→ **What is required**:
Filtering the records below, copy only those lines that include the word "erat".

→ **Provided material**:
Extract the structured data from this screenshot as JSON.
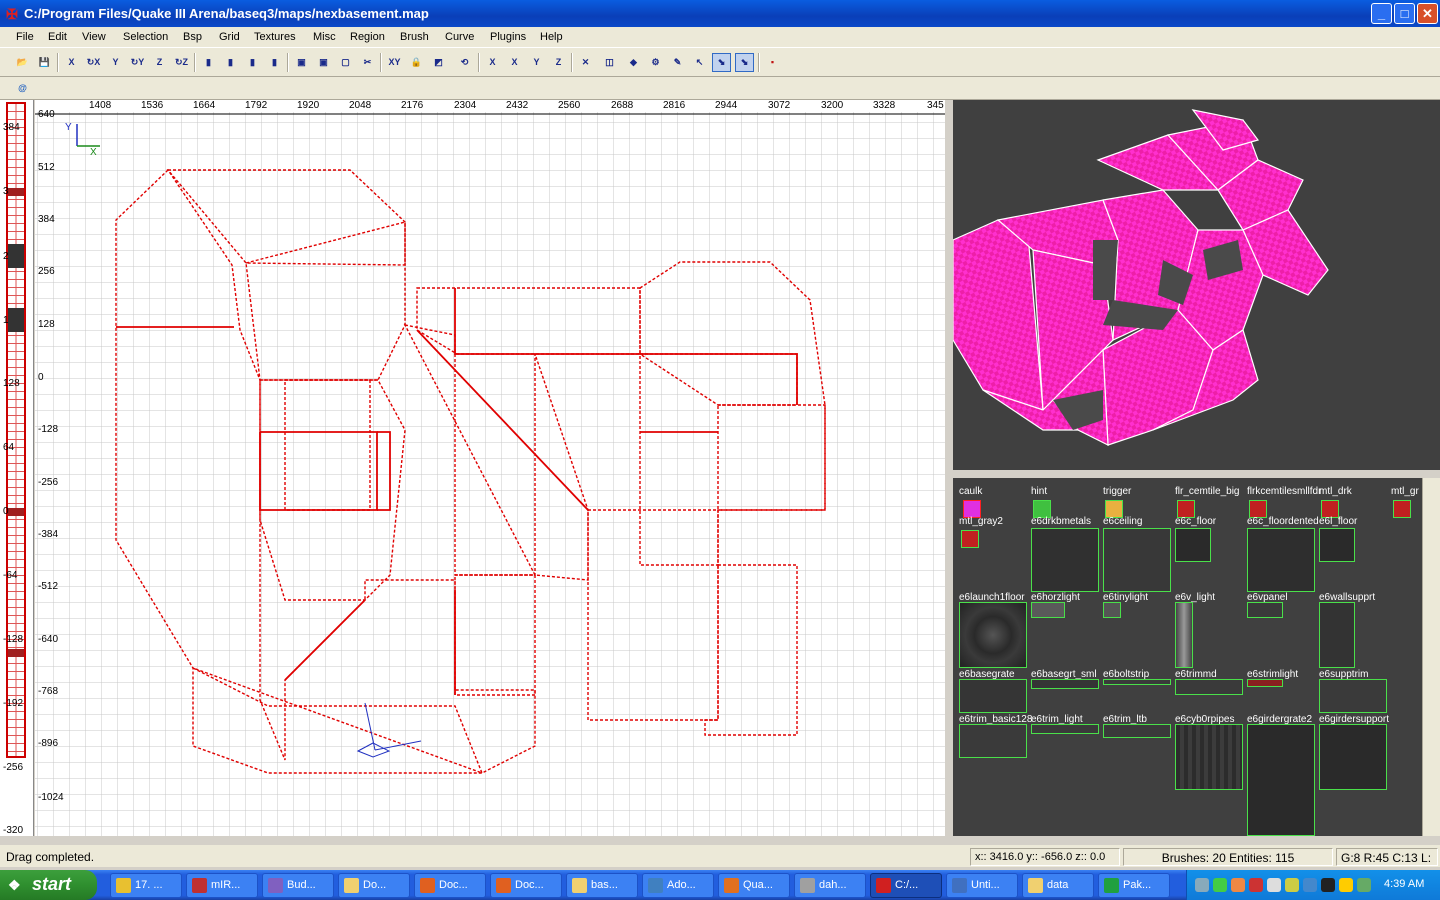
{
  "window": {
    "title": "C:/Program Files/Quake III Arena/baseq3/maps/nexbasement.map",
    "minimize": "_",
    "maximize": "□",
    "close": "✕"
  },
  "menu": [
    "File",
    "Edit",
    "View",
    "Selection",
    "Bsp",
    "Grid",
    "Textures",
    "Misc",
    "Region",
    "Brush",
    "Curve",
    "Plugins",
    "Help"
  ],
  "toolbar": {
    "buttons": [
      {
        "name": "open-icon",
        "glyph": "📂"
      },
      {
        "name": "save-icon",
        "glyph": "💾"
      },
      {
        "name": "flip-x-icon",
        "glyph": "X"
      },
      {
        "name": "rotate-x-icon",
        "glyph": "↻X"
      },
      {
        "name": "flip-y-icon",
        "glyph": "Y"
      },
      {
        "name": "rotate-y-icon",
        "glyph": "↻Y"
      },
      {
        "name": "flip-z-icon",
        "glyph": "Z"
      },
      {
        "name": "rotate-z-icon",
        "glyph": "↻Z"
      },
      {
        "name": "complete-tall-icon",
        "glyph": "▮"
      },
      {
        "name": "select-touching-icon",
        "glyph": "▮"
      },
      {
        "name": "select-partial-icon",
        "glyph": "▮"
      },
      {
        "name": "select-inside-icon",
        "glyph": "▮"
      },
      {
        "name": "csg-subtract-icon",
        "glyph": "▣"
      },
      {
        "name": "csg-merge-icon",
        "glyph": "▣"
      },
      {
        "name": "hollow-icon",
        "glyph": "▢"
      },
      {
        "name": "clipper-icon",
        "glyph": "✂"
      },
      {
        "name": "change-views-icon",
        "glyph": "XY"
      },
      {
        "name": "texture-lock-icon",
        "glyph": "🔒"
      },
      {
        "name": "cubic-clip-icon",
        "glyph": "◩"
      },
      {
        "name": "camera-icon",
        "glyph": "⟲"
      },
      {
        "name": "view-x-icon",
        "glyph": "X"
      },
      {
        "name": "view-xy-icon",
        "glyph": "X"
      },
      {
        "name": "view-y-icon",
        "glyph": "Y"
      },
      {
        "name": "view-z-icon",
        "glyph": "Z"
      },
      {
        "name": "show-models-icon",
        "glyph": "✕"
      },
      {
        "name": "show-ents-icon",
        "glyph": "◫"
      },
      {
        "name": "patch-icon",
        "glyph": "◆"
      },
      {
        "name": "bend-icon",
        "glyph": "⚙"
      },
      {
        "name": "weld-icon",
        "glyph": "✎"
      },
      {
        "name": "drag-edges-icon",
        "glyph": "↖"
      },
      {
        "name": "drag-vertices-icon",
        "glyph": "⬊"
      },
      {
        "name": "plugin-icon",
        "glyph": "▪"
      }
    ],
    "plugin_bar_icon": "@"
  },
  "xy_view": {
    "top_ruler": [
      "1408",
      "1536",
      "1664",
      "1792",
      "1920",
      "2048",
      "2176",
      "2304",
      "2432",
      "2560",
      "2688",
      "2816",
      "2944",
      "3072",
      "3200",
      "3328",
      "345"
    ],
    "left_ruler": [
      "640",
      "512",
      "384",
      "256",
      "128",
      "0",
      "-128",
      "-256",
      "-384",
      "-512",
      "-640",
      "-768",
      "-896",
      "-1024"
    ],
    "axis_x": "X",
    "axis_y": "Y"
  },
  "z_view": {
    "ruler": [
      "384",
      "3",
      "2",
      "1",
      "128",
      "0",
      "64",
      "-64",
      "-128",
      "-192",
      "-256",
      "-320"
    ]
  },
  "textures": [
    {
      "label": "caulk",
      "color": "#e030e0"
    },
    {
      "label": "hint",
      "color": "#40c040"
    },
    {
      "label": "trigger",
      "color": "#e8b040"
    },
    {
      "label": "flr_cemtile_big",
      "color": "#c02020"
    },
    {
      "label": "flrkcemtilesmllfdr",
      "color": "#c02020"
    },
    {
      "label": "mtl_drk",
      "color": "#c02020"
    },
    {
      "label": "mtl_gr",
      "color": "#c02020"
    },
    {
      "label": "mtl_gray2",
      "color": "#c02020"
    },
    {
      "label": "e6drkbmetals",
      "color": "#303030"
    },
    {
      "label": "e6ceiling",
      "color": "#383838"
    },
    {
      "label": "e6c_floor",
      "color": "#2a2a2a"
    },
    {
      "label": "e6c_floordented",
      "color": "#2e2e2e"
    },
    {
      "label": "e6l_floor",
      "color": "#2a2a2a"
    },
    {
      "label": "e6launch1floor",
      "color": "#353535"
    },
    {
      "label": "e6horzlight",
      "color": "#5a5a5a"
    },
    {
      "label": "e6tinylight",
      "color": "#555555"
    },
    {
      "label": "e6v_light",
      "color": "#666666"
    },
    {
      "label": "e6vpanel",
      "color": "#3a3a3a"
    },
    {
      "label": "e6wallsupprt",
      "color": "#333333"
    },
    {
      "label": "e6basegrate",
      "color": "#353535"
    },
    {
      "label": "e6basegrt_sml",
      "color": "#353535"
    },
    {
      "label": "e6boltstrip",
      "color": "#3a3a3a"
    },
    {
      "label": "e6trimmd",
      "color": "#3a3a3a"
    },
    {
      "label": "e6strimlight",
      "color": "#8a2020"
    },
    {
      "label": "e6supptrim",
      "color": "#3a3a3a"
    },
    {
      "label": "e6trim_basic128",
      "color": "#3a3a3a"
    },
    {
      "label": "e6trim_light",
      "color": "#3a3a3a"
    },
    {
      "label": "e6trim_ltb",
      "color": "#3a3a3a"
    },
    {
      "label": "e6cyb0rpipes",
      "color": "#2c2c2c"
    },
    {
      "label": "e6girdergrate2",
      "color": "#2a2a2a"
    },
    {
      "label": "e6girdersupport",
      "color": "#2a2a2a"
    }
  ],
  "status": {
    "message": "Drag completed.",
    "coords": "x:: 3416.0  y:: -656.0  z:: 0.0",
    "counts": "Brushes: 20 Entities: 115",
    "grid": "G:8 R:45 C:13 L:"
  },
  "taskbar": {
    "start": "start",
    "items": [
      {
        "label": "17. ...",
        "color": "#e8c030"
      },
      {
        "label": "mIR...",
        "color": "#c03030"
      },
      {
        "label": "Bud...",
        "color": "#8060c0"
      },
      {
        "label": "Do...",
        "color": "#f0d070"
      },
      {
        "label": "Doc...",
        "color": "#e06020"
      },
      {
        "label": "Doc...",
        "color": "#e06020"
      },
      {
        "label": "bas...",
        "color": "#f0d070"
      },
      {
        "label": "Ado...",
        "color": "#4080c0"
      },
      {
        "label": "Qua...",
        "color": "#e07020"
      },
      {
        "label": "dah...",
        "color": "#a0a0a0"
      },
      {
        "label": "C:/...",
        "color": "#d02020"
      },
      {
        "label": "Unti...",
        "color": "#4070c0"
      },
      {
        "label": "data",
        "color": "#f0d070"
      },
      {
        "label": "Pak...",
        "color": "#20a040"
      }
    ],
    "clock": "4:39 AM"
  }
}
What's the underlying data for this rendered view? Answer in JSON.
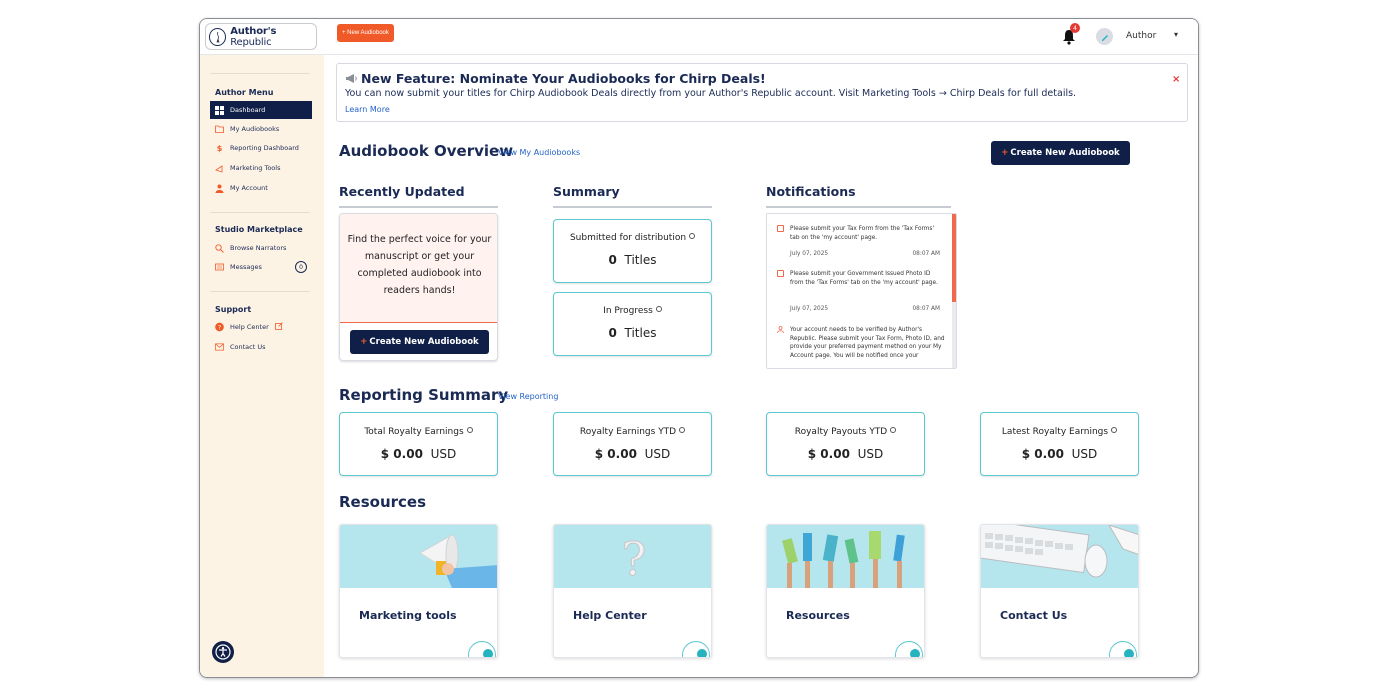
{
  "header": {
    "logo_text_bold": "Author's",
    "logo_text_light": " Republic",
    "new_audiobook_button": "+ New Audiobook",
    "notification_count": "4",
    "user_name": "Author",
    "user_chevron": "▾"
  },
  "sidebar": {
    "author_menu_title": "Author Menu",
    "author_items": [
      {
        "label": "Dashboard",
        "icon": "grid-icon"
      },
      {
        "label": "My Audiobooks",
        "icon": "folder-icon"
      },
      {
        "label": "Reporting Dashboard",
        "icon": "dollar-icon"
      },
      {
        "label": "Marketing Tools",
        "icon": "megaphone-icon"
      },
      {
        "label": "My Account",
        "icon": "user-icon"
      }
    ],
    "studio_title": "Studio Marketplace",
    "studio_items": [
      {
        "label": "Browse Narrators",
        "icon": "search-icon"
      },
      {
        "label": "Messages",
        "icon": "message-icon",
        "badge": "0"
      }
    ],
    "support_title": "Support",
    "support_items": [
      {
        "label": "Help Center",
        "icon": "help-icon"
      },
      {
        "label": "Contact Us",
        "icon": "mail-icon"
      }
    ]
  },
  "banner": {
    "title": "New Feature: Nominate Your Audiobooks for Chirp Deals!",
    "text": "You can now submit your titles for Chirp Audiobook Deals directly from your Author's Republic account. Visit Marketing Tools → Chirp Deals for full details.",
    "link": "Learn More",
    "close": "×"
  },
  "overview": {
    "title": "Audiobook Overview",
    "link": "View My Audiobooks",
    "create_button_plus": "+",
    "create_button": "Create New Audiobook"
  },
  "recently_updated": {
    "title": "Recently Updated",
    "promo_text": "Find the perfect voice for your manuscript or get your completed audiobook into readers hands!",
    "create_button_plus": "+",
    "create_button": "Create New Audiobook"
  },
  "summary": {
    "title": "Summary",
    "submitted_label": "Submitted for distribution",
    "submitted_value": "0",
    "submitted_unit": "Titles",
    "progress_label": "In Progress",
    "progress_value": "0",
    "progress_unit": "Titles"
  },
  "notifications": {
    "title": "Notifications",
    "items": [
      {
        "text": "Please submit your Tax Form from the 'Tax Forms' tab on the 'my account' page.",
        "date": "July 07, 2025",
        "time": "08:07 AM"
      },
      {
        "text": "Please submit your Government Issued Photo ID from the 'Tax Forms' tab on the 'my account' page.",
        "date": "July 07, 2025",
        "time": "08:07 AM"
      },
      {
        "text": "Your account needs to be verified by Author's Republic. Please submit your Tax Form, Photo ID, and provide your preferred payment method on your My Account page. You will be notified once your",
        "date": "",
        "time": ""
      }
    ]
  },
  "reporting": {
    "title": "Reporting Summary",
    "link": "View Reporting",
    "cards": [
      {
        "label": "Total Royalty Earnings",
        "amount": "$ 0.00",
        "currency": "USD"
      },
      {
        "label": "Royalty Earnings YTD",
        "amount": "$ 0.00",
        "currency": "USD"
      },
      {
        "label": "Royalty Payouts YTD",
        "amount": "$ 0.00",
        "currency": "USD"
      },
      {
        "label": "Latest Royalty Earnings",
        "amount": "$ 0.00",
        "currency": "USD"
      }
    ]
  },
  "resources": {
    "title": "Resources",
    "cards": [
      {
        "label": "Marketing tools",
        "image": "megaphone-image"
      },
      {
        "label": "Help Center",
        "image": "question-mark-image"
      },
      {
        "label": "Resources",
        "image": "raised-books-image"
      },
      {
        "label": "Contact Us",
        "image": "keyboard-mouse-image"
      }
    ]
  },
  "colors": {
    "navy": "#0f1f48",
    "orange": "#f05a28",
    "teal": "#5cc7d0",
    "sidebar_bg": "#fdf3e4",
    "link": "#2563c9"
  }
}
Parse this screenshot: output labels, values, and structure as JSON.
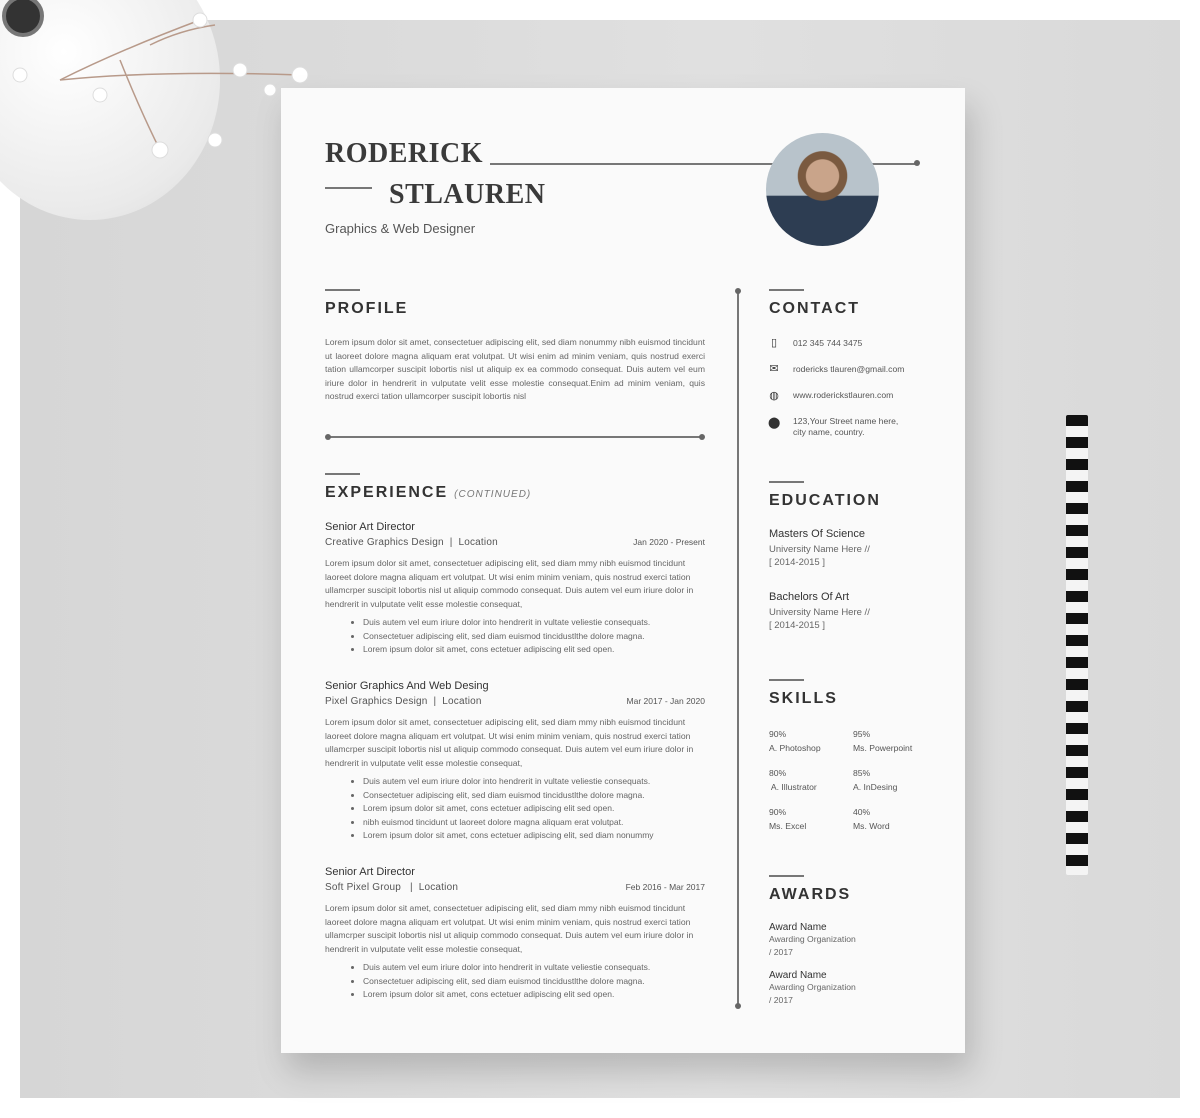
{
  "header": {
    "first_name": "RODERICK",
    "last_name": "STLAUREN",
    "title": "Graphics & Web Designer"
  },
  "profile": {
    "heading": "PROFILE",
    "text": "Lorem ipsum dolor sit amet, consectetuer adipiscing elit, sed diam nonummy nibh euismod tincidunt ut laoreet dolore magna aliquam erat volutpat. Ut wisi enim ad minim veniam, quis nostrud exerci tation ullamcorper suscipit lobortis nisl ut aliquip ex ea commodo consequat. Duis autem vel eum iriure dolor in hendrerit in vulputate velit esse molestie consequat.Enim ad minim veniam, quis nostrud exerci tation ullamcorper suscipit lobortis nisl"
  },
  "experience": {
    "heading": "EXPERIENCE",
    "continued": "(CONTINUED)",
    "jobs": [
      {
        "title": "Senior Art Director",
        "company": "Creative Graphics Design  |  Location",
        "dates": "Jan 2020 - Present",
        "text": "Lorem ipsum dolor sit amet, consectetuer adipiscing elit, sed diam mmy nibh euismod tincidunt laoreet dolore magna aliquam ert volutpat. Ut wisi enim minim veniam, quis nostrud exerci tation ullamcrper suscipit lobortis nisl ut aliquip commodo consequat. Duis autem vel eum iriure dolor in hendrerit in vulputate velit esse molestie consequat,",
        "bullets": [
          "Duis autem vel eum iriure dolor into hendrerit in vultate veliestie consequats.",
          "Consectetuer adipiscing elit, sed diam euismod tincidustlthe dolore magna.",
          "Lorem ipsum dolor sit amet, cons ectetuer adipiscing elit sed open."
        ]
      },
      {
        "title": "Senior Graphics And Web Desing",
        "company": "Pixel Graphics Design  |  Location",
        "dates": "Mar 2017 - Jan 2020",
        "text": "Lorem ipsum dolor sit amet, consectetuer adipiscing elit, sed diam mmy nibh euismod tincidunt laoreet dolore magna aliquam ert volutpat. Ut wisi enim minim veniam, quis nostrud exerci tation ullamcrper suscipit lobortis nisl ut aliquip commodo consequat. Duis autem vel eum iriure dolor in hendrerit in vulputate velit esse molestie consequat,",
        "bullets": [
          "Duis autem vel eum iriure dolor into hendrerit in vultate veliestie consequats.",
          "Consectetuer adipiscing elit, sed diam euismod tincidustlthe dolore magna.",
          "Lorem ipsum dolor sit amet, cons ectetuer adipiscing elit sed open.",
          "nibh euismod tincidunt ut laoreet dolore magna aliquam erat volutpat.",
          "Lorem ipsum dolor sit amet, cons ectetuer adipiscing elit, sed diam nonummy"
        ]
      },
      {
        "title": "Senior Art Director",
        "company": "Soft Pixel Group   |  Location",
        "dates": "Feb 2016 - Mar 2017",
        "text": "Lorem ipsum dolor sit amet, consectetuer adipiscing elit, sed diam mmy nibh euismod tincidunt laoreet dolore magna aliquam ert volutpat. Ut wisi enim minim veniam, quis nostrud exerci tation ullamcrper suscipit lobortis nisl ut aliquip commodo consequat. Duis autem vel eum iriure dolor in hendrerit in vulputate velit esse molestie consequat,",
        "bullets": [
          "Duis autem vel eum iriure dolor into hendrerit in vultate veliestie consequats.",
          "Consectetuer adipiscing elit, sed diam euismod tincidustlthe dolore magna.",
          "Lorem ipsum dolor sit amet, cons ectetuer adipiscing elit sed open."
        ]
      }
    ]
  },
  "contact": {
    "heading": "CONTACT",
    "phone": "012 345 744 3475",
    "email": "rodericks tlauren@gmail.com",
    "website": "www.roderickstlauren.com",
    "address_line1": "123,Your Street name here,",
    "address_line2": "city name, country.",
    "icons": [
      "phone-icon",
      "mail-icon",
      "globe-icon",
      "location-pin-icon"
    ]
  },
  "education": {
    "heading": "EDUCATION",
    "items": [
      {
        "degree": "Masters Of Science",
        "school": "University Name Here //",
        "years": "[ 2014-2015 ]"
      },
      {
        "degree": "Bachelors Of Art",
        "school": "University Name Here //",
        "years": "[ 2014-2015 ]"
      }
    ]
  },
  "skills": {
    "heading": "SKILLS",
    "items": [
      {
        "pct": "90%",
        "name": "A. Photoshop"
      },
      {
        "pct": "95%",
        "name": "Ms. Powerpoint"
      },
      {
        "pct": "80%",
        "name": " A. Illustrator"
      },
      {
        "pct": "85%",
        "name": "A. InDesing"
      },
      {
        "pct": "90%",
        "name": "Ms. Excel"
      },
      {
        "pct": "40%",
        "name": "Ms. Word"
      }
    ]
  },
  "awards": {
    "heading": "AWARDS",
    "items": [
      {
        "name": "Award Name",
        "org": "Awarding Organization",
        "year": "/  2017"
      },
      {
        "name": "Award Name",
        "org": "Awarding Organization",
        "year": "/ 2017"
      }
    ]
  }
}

→ **Task result**:
    "text": "Lorem ipsum dolor sit amet, consectetuer adipiscing elit, sed diam nonummy nibh euismod tincidunt ut laoreet dolore magna aliquam erat volutpat. Ut wisi enim ad minim veniam, quis nostrud exerci tation ullamcorper suscipit lobortis nisl ut aliquip ex ea commodo consequat. Duis autem vel eum iriure dolor in hendrerit in vulputate velit esse molestie consequat.Enim ad minim veniam, quis nostrud exerci tation ullamcorper suscipit lobortis nisl"
          "nibh euismod tincidunt ut laoreet dolore magna aliquam erat volutpat.",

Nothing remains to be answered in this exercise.